Aditya Chakrabortty imagines a future Britain in which London has become independent.
The year is 2030. What began as a whimsical notion, floated in the long aftermath of the banking crisis, has gathered steam as London powered ahead and the rest of Britain remained in perma-austerity. The campaign to break London and the southeast away from the rest of Britain has triumphed - like Singapore, London is now an independent city-state.
This new country has a population the size of Switzerland, and a banking industry just as dominant. Its population is among the most multicultural in the world. But the new country also has world-class problems - the highest inequality of any rich economy with simmering social tensions to match, and house prices so high that London's cleaners and baristas and firemen commute in from Hastings or further afield.
This programme is a despatch from the future, sketching out the contours of independent London in 2030 - an affluent country with more liberal attitudes, and far more diverse, transient population than Britain, but with a lopsided economy all too dependent on financial services and an increasingly hollowed-out society. The programme also serves as a parable about what could happen if Britain continues along an economic divide between London and the rest.
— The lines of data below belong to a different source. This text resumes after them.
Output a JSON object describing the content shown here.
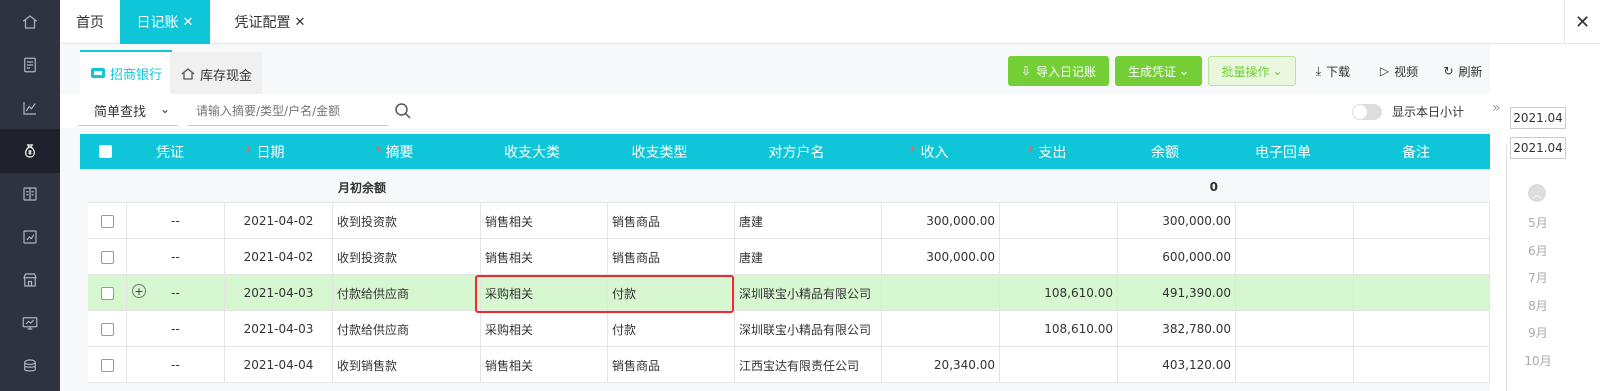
{
  "rail_icons": [
    "home-icon",
    "invoice-icon",
    "chart-icon",
    "money-bag-icon",
    "ledger-icon",
    "report-icon",
    "shop-icon",
    "monitor-icon",
    "coins-icon"
  ],
  "top_tabs": [
    {
      "label": "首页",
      "closable": false,
      "active": false
    },
    {
      "label": "日记账",
      "closable": true,
      "active": true
    },
    {
      "label": "凭证配置",
      "closable": true,
      "active": false
    }
  ],
  "close_all_label": "✕",
  "account_tabs": [
    {
      "label": "招商银行",
      "active": true
    },
    {
      "label": "库存现金",
      "active": false
    }
  ],
  "toolbar": {
    "import_label": "导入日记账",
    "generate_label": "生成凭证",
    "batch_label": "批量操作",
    "download_label": "下载",
    "video_label": "视频",
    "refresh_label": "刷新"
  },
  "search": {
    "mode": "简单查找",
    "placeholder": "请输入摘要/类型/户名/金额",
    "daily_subtotal_label": "显示本日小计",
    "daily_subtotal_on": false
  },
  "table": {
    "headers": [
      {
        "label": "凭证",
        "required": false
      },
      {
        "label": "日期",
        "required": true
      },
      {
        "label": "摘要",
        "required": true
      },
      {
        "label": "收支大类",
        "required": false
      },
      {
        "label": "收支类型",
        "required": false
      },
      {
        "label": "对方户名",
        "required": false
      },
      {
        "label": "收入",
        "required": true
      },
      {
        "label": "支出",
        "required": true
      },
      {
        "label": "余额",
        "required": false
      },
      {
        "label": "电子回单",
        "required": false
      },
      {
        "label": "备注",
        "required": false
      }
    ],
    "opening_label": "月初余额",
    "opening_balance": "0",
    "rows": [
      {
        "voucher": "--",
        "date": "2021-04-02",
        "summary": "收到投资款",
        "category": "销售相关",
        "type": "销售商品",
        "party": "唐建",
        "income": "300,000.00",
        "expense": "",
        "balance": "300,000.00",
        "receipt": "",
        "note": "",
        "highlight": false
      },
      {
        "voucher": "--",
        "date": "2021-04-02",
        "summary": "收到投资款",
        "category": "销售相关",
        "type": "销售商品",
        "party": "唐建",
        "income": "300,000.00",
        "expense": "",
        "balance": "600,000.00",
        "receipt": "",
        "note": "",
        "highlight": false
      },
      {
        "voucher": "--",
        "date": "2021-04-03",
        "summary": "付款给供应商",
        "category": "采购相关",
        "type": "付款",
        "party": "深圳联宝小精品有限公司",
        "income": "",
        "expense": "108,610.00",
        "balance": "491,390.00",
        "receipt": "",
        "note": "",
        "highlight": true
      },
      {
        "voucher": "--",
        "date": "2021-04-03",
        "summary": "付款给供应商",
        "category": "采购相关",
        "type": "付款",
        "party": "深圳联宝小精品有限公司",
        "income": "",
        "expense": "108,610.00",
        "balance": "382,780.00",
        "receipt": "",
        "note": "",
        "highlight": false
      },
      {
        "voucher": "--",
        "date": "2021-04-04",
        "summary": "收到销售款",
        "category": "销售相关",
        "type": "销售商品",
        "party": "江西宝达有限责任公司",
        "income": "20,340.00",
        "expense": "",
        "balance": "403,120.00",
        "receipt": "",
        "note": "",
        "highlight": false
      }
    ]
  },
  "month_panel": {
    "date_from": "2021.04",
    "date_to": "2021.04",
    "months": [
      "5月",
      "6月",
      "7月",
      "8月",
      "9月",
      "10月"
    ]
  },
  "colors": {
    "accent": "#0fc6d8",
    "green": "#74cf36",
    "highlight_row": "#d6f7d0",
    "annotation": "#f02b2b",
    "rail": "#2f3340"
  }
}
What might the rest of the UK look like in 2030, if London continues to suck in the spending? 'When you pass Stevenage, it's like someone turned the lights out', we're told.
Presenter: Aditya Chakrabortty
Producer: Eve Streeter
A Pier production for BBC Radio 4.